Task:
From the first line to the last, print the records exactly.

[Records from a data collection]
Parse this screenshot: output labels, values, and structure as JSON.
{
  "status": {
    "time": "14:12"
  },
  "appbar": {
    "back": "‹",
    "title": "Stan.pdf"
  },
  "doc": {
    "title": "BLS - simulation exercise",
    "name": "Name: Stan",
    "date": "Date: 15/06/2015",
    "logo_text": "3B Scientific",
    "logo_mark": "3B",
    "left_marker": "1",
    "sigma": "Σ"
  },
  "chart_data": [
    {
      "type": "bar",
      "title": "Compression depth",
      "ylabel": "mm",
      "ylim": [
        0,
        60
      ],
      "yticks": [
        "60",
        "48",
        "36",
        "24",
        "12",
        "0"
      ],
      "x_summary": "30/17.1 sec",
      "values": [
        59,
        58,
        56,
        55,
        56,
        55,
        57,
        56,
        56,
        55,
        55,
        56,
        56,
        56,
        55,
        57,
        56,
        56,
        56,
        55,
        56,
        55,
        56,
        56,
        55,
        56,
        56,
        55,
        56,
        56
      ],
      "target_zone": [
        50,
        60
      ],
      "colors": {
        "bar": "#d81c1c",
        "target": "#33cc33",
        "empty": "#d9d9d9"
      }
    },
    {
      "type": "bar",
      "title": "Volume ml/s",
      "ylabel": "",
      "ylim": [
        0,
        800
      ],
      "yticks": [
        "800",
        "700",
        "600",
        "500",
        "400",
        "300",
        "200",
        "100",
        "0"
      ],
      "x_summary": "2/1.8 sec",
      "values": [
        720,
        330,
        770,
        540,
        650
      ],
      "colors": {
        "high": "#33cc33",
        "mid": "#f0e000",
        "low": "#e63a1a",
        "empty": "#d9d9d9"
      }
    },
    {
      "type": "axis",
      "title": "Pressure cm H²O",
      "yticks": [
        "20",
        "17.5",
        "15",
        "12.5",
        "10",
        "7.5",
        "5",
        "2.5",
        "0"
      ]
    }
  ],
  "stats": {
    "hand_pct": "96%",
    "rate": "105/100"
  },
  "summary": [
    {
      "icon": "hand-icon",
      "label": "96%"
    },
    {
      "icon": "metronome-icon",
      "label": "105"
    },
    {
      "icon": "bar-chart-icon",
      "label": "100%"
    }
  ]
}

The answer:
Parse this screenshot: output labels, values, and structure as JSON.
{
  "status": {
    "time": "14:12"
  },
  "appbar": {
    "back": "‹",
    "title": "Stan.pdf"
  },
  "doc": {
    "title": "BLS - simulation exercise",
    "name": "Name: Stan",
    "date": "Date: 15/06/2015",
    "logo_text": "3B Scientific",
    "logo_mark": "3B",
    "left_marker": "1",
    "sigma": "Σ"
  },
  "chart_data": [
    {
      "type": "bar",
      "title": "Compression depth",
      "ylabel": "mm",
      "ylim": [
        0,
        60
      ],
      "yticks": [
        "60",
        "48",
        "36",
        "24",
        "12",
        "0"
      ],
      "x_summary": "30/17.1 sec",
      "values": [
        59,
        58,
        56,
        55,
        56,
        55,
        57,
        56,
        56,
        55,
        55,
        56,
        56,
        56,
        55,
        57,
        56,
        56,
        56,
        55,
        56,
        55,
        56,
        56,
        55,
        56,
        56,
        55,
        56,
        56
      ],
      "target_zone": [
        50,
        60
      ],
      "colors": {
        "bar": "#d81c1c",
        "target": "#33cc33",
        "empty": "#d9d9d9"
      }
    },
    {
      "type": "bar",
      "title": "Volume ml/s",
      "ylabel": "",
      "ylim": [
        0,
        800
      ],
      "yticks": [
        "800",
        "700",
        "600",
        "500",
        "400",
        "300",
        "200",
        "100",
        "0"
      ],
      "x_summary": "2/1.8 sec",
      "values": [
        720,
        330,
        770,
        540,
        650
      ],
      "colors": {
        "high": "#33cc33",
        "mid": "#f0e000",
        "low": "#e63a1a",
        "empty": "#d9d9d9"
      }
    },
    {
      "type": "axis",
      "title": "Pressure cm H²O",
      "yticks": [
        "20",
        "17.5",
        "15",
        "12.5",
        "10",
        "7.5",
        "5",
        "2.5",
        "0"
      ]
    }
  ],
  "stats": {
    "hand_pct": "96%",
    "rate": "105/100"
  },
  "summary": [
    {
      "icon": "hand-icon",
      "label": "96%"
    },
    {
      "icon": "metronome-icon",
      "label": "105"
    },
    {
      "icon": "bar-chart-icon",
      "label": "100%"
    }
  ]
}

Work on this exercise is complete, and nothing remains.